No matter which quadrant $$\mathbf{v}$$ lies in, we can take $$\theta_{x}=\theta$$ (measured counterclockwise from the positive $$x$$-axis), and $$\theta_{y}$$ to be either the clockwise angle from the positive $$y$$-axis: $$90^{\circ}-\theta_{x}$$ or the counterclockwise angle from the positive $$y$$-axis $$\theta_{x}-90^{\circ}$$, since $$\cos\left(\theta_{x}-90^{\circ}\right)=\cos\left(90^{\circ}-\theta_{x}\right)=\sin\theta_{x}=\sin\theta$$.

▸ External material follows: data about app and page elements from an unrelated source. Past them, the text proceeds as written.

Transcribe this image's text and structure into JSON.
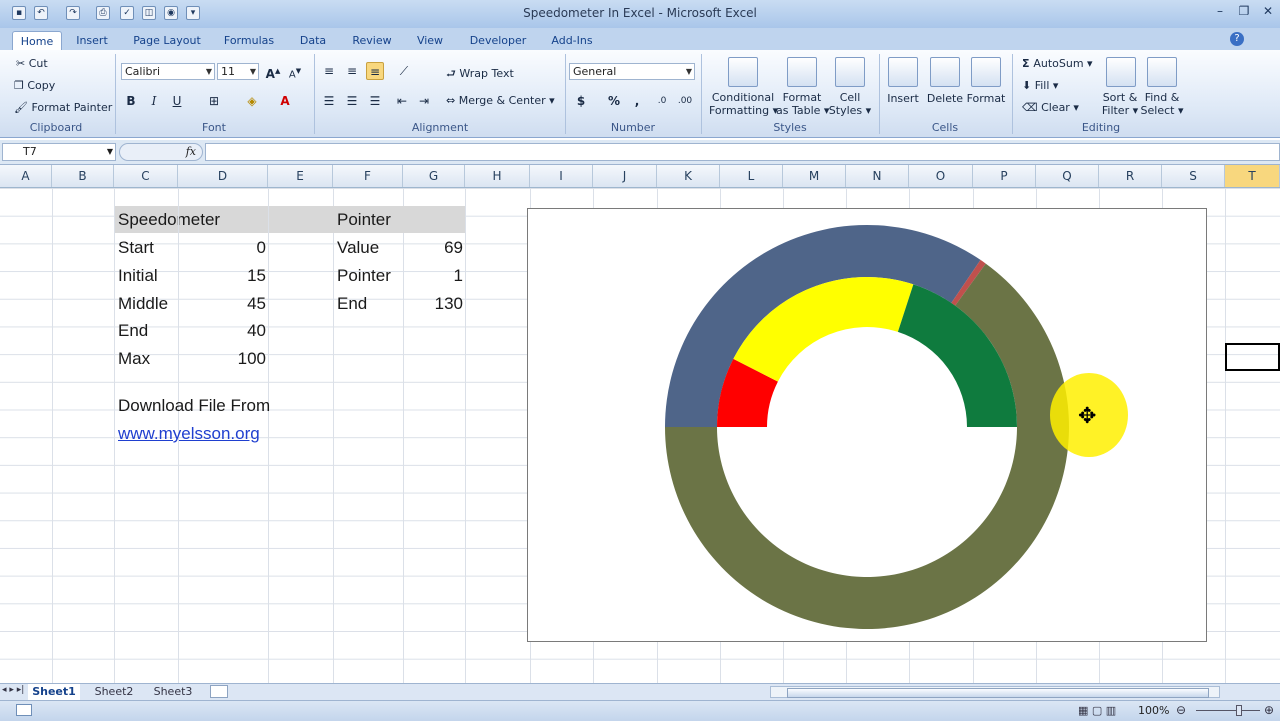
{
  "window": {
    "title": "Speedometer In Excel - Microsoft Excel"
  },
  "tabs": [
    "Home",
    "Insert",
    "Page Layout",
    "Formulas",
    "Data",
    "Review",
    "View",
    "Developer",
    "Add-Ins"
  ],
  "clipboard": {
    "cut": "Cut",
    "copy": "Copy",
    "format_painter": "Format Painter",
    "label": "Clipboard"
  },
  "font": {
    "name": "Calibri",
    "size": "11",
    "label": "Font"
  },
  "alignment": {
    "wrap": "Wrap Text",
    "merge": "Merge & Center",
    "label": "Alignment"
  },
  "number": {
    "format": "General",
    "label": "Number"
  },
  "styles": {
    "conditional": "Conditional",
    "formatting": "Formatting",
    "format_as": "Format",
    "as_table": "as Table",
    "cell": "Cell",
    "cell_styles": "Styles",
    "label": "Styles"
  },
  "cells": {
    "insert": "Insert",
    "delete": "Delete",
    "format": "Format",
    "label": "Cells"
  },
  "editing": {
    "autosum": "AutoSum",
    "fill": "Fill",
    "clear": "Clear",
    "sort": "Sort &",
    "filter": "Filter",
    "find": "Find &",
    "select": "Select",
    "label": "Editing"
  },
  "namebox": "T7",
  "columns": [
    "A",
    "B",
    "C",
    "D",
    "E",
    "F",
    "G",
    "H",
    "I",
    "J",
    "K",
    "L",
    "M",
    "N",
    "O",
    "P",
    "Q",
    "R",
    "S",
    "T"
  ],
  "table1": {
    "header": "Speedometer",
    "rows": [
      {
        "label": "Start",
        "value": "0"
      },
      {
        "label": "Initial",
        "value": "15"
      },
      {
        "label": "Middle",
        "value": "45"
      },
      {
        "label": "End",
        "value": "40"
      },
      {
        "label": "Max",
        "value": "100"
      }
    ]
  },
  "table2": {
    "header": "Pointer",
    "rows": [
      {
        "label": "Value",
        "value": "69"
      },
      {
        "label": "Pointer",
        "value": "1"
      },
      {
        "label": "End",
        "value": "130"
      }
    ]
  },
  "download": {
    "text": "Download File From",
    "link": "www.myelsson.org"
  },
  "chart_data": {
    "type": "pie",
    "series": [
      {
        "values": [
          69,
          1,
          130
        ]
      },
      {
        "values": [
          0,
          15,
          45,
          40,
          100
        ]
      }
    ],
    "colors": {
      "pointer_start": "#4f6589",
      "pointer": "#c0504d",
      "pointer_end": "#6b7446",
      "initial": "#ff0000",
      "middle": "#ffff00",
      "end": "#0f7b3e"
    }
  },
  "sheets": [
    "Sheet1",
    "Sheet2",
    "Sheet3"
  ],
  "status": {
    "zoom": "100%"
  }
}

In your specific example, there are two directions perpendicular to the graph of $$f(x)=2x-1$$: an approximately "east southeast" direction $$\left\langle \dfrac{2}{\sqrt{5}},-\dfrac{1}{\sqrt{5}}\right\rangle$$ and an approximately "west northwest" direction $$\left\langle -\dfrac{2}{\sqrt{5}},\dfrac{1}{\sqrt{5}}\right\rangle$$ . Suppose $$\theta\approx153^{\circ}$$ so that $$\left\langle -\dfrac{2}{\sqrt{5}},\dfrac{1}{\sqrt{5}}\right\rangle =\left\langle \cos\theta,\sin\theta\right\rangle$$ . Then if we define $$\theta_{x}=\theta$$ and $$\theta_{y}=\theta-90^{\circ}\approx63^{\circ}$$ (the counterclockwise angle from the positive $$y$$-axis to the vector), we indeed have $$\left\langle -\dfrac{2}{\sqrt{5}},\dfrac{1}{\sqrt{5}}\right\rangle =\left\langle \cos\theta_{x},\cos\theta_{y}\right\rangle$$ , so that your calculation works fine.
I don't quite understand from your description which $$y$$-angle your teacher has calculated, but values of $$\theta_{y}$$ approximately equal to $$-63^{\circ}$$ or $$297^{\circ}$$ would also work for the $$y$$-coordinate if they were using the $$\left\langle \cos\theta_{x},\cos\theta_{y}\right\rangle$$ setup you were. And values approximately equal to $$153^{\circ}$$ or $$27^{\circ}$$ or $$-207^{\circ}$$ would work if they were using a $$\left\langle \cos\theta_{x},\sin\theta_{y}\right\rangle$$ setup like I am more used to. Note that the angles which work would also all change if your teacher were using $$\left\langle \dfrac{2}{\sqrt{5}},-\dfrac{1}{\sqrt{5}}\right\rangle$$ instead of $$\left\langle -\dfrac{2}{\sqrt{5}},\dfrac{1}{\sqrt{5}}\right\rangle$$ .